The Bobble Row takes 5 times as long to knit as the rest of the rows, because of all the additional stitches it requires to make the bobble. Knit purl knit purl knit into one stitch on the front, purl back those 5, knit across the 5 stitches again… for each bobble.
Hang in there with me. There’s a point to this.
Essentially, there are two different sets of instructions for making the bobble in this pattern. On the first bobble row of the hat, I followed the “make bobble” instructions, which have you completing the bobble on the bobble row by slipping the extra stitches over. The hat instructions have you purling 5 together on the next row, on the way back – which I dutifully followed after I noticed the instructions were different.
Purling 5 together is no easy feat, and the process can be riddled with mistakes. It is much simpler to slip the stitches over the bobble while you are on the bobble row. In fact, completing the bobble on the bobble row is much faster and more efficient, because you can just knit and purl on the other 3 pattern rows. And the bobble looks identical.
Ergo, you should complete the bobbles on the bobble row. Feel free to apply this tidbit of wisdom to life as well as knitting. I think it is something akin to doing it right the first time. Or maybe it is about not doing things the hard way.
Unless you know a reason why I should complete the bobble on the next row? Please leave me a comment if you do! Or just to say hi. That’s nice, too.

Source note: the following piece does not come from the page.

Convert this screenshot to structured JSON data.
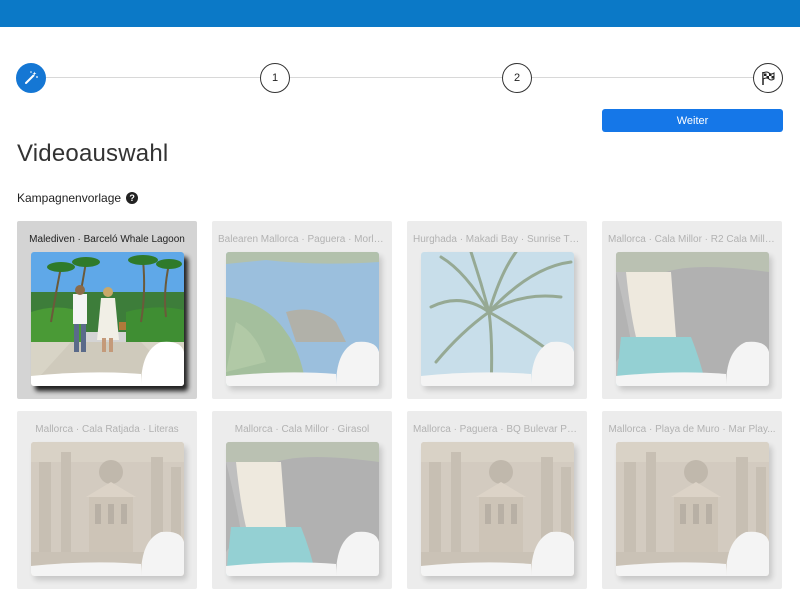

I hope there is a good reason why I should be knitting this hat flat and seaming it instead of knitting it in the round. Maybe some shaping magic? I can dream.